--- DIRECTIONS FOR THIS TASK ---
When you retype the data, keep every line exactly as it appears.

-=-=-

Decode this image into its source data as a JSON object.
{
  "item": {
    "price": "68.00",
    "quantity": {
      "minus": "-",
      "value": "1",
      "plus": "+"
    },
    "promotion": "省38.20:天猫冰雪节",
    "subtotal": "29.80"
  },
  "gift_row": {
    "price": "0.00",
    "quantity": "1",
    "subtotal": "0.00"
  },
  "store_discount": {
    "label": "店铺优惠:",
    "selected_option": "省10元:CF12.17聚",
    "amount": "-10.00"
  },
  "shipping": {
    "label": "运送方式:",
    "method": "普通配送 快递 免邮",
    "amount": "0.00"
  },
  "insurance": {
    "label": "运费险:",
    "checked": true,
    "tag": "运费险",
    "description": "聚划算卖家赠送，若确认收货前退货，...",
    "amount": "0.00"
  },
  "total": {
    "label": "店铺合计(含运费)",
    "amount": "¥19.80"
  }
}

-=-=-

--- OUTPUT OF THE EXERCISE ---
Decode this image into its source data as a JSON object.
{
  "item": {
    "price": "68.00",
    "quantity": {
      "minus": "-",
      "value": "1",
      "plus": "+"
    },
    "promotion": "省38.20:天猫冰雪节",
    "subtotal": "29.80"
  },
  "gift_row": {
    "price": "0.00",
    "quantity": "1",
    "subtotal": "0.00"
  },
  "store_discount": {
    "label": "店铺优惠:",
    "selected_option": "省10元:CF12.17聚",
    "amount": "-10.00"
  },
  "shipping": {
    "label": "运送方式:",
    "method": "普通配送 快递 免邮",
    "amount": "0.00"
  },
  "insurance": {
    "label": "运费险:",
    "checked": true,
    "tag": "运费险",
    "description": "聚划算卖家赠送，若确认收货前退货，...",
    "amount": "0.00"
  },
  "total": {
    "label": "店铺合计(含运费)",
    "amount": "¥19.80"
  }
}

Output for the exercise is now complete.